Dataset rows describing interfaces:
====

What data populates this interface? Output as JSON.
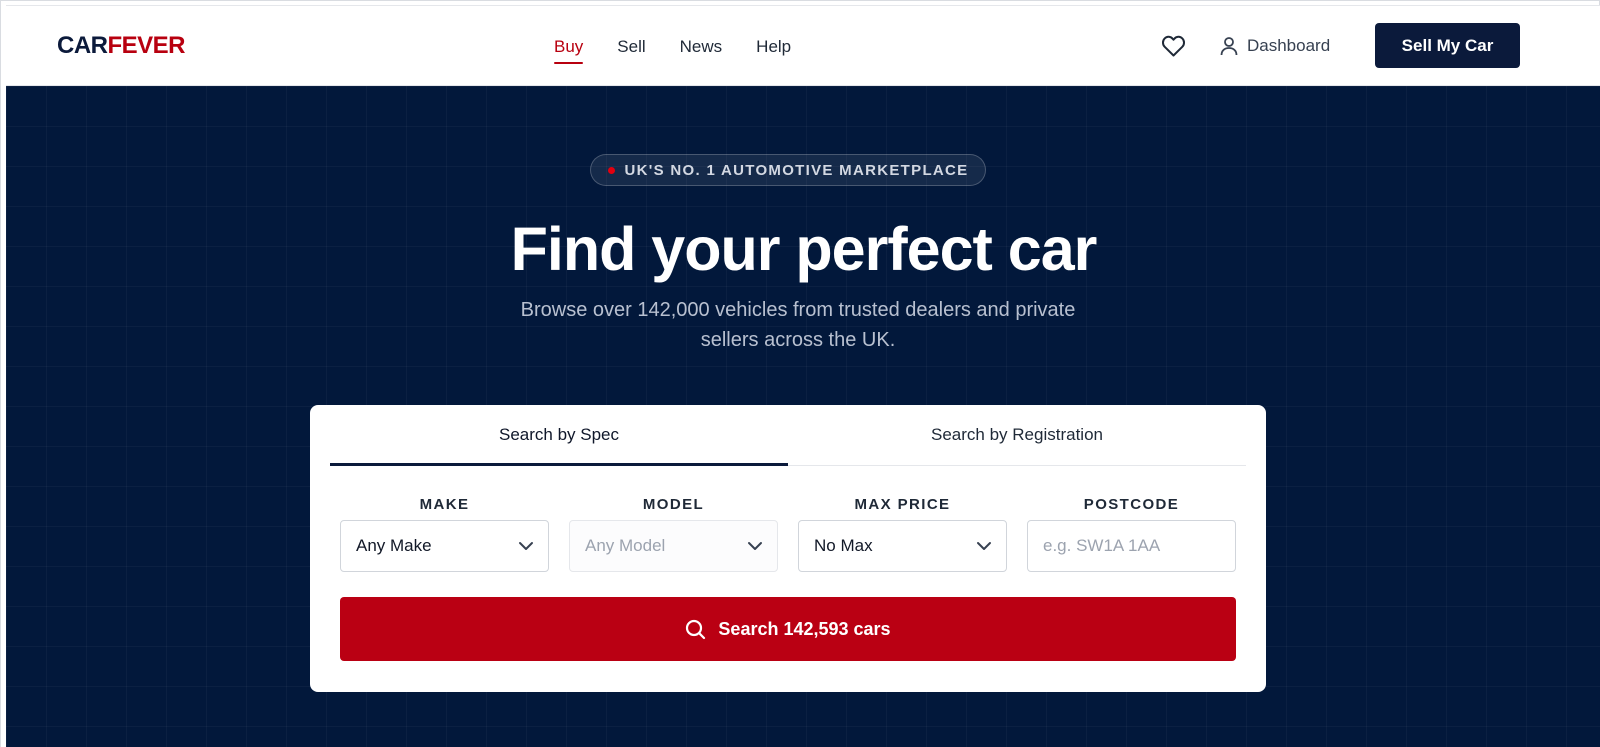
{
  "header": {
    "logo": {
      "part1": "CAR",
      "part2": "FEVER"
    },
    "nav": [
      {
        "label": "Buy",
        "active": true
      },
      {
        "label": "Sell",
        "active": false
      },
      {
        "label": "News",
        "active": false
      },
      {
        "label": "Help",
        "active": false
      }
    ],
    "favorites_icon": "heart-icon",
    "dashboard_label": "Dashboard",
    "dashboard_icon": "user-icon",
    "sell_button": "Sell My Car"
  },
  "hero": {
    "badge": "UK'S NO. 1 AUTOMOTIVE MARKETPLACE",
    "title": "Find your perfect car",
    "subtitle": "Browse over 142,000 vehicles from trusted dealers and private sellers across the UK."
  },
  "search": {
    "tabs": [
      {
        "label": "Search by Spec",
        "active": true
      },
      {
        "label": "Search by Registration",
        "active": false
      }
    ],
    "fields": {
      "make": {
        "label": "MAKE",
        "value": "Any Make"
      },
      "model": {
        "label": "MODEL",
        "value": "Any Model",
        "disabled": true
      },
      "max_price": {
        "label": "MAX PRICE",
        "value": "No Max"
      },
      "postcode": {
        "label": "POSTCODE",
        "placeholder": "e.g. SW1A 1AA",
        "value": ""
      }
    },
    "button_label": "Search 142,593 cars",
    "button_icon": "search-icon"
  },
  "colors": {
    "brand_navy": "#0b1a3b",
    "brand_red": "#b8000f",
    "hero_bg": "#02183b",
    "button_red": "#ba0013"
  }
}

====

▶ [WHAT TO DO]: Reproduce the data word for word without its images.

▶ [SOLUTION]:
What data populates this interface? Output as JSON.
{
  "header": {
    "logo": {
      "part1": "CAR",
      "part2": "FEVER"
    },
    "nav": [
      {
        "label": "Buy",
        "active": true
      },
      {
        "label": "Sell",
        "active": false
      },
      {
        "label": "News",
        "active": false
      },
      {
        "label": "Help",
        "active": false
      }
    ],
    "favorites_icon": "heart-icon",
    "dashboard_label": "Dashboard",
    "dashboard_icon": "user-icon",
    "sell_button": "Sell My Car"
  },
  "hero": {
    "badge": "UK'S NO. 1 AUTOMOTIVE MARKETPLACE",
    "title": "Find your perfect car",
    "subtitle": "Browse over 142,000 vehicles from trusted dealers and private sellers across the UK."
  },
  "search": {
    "tabs": [
      {
        "label": "Search by Spec",
        "active": true
      },
      {
        "label": "Search by Registration",
        "active": false
      }
    ],
    "fields": {
      "make": {
        "label": "MAKE",
        "value": "Any Make"
      },
      "model": {
        "label": "MODEL",
        "value": "Any Model",
        "disabled": true
      },
      "max_price": {
        "label": "MAX PRICE",
        "value": "No Max"
      },
      "postcode": {
        "label": "POSTCODE",
        "placeholder": "e.g. SW1A 1AA",
        "value": ""
      }
    },
    "button_label": "Search 142,593 cars",
    "button_icon": "search-icon"
  },
  "colors": {
    "brand_navy": "#0b1a3b",
    "brand_red": "#b8000f",
    "hero_bg": "#02183b",
    "button_red": "#ba0013"
  }
}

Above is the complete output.